RECORD SET:

BEGIN

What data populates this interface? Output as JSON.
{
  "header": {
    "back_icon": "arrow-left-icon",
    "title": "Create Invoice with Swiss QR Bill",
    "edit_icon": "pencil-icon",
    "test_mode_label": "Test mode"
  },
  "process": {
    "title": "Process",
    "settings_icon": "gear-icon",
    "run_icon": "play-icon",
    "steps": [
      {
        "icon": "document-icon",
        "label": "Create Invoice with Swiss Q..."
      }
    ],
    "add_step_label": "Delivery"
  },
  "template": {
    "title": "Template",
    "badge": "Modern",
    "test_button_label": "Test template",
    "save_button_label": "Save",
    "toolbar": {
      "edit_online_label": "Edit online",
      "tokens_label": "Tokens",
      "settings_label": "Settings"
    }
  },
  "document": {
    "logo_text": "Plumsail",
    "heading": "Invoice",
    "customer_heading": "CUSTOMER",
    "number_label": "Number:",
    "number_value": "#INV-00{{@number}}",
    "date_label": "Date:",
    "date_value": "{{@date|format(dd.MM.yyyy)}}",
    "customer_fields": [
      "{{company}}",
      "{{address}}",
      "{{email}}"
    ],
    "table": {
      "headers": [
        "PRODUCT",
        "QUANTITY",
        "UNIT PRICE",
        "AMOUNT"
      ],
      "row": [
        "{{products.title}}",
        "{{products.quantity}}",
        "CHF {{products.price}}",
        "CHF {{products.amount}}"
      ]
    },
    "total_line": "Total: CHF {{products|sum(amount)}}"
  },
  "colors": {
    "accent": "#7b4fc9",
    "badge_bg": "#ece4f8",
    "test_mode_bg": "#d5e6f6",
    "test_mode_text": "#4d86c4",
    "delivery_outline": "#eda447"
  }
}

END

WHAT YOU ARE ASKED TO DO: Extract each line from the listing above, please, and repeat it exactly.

ANSWER AREA:
What data populates this interface? Output as JSON.
{
  "header": {
    "back_icon": "arrow-left-icon",
    "title": "Create Invoice with Swiss QR Bill",
    "edit_icon": "pencil-icon",
    "test_mode_label": "Test mode"
  },
  "process": {
    "title": "Process",
    "settings_icon": "gear-icon",
    "run_icon": "play-icon",
    "steps": [
      {
        "icon": "document-icon",
        "label": "Create Invoice with Swiss Q..."
      }
    ],
    "add_step_label": "Delivery"
  },
  "template": {
    "title": "Template",
    "badge": "Modern",
    "test_button_label": "Test template",
    "save_button_label": "Save",
    "toolbar": {
      "edit_online_label": "Edit online",
      "tokens_label": "Tokens",
      "settings_label": "Settings"
    }
  },
  "document": {
    "logo_text": "Plumsail",
    "heading": "Invoice",
    "customer_heading": "CUSTOMER",
    "number_label": "Number:",
    "number_value": "#INV-00{{@number}}",
    "date_label": "Date:",
    "date_value": "{{@date|format(dd.MM.yyyy)}}",
    "customer_fields": [
      "{{company}}",
      "{{address}}",
      "{{email}}"
    ],
    "table": {
      "headers": [
        "PRODUCT",
        "QUANTITY",
        "UNIT PRICE",
        "AMOUNT"
      ],
      "row": [
        "{{products.title}}",
        "{{products.quantity}}",
        "CHF {{products.price}}",
        "CHF {{products.amount}}"
      ]
    },
    "total_line": "Total: CHF {{products|sum(amount)}}"
  },
  "colors": {
    "accent": "#7b4fc9",
    "badge_bg": "#ece4f8",
    "test_mode_bg": "#d5e6f6",
    "test_mode_text": "#4d86c4",
    "delivery_outline": "#eda447"
  }
}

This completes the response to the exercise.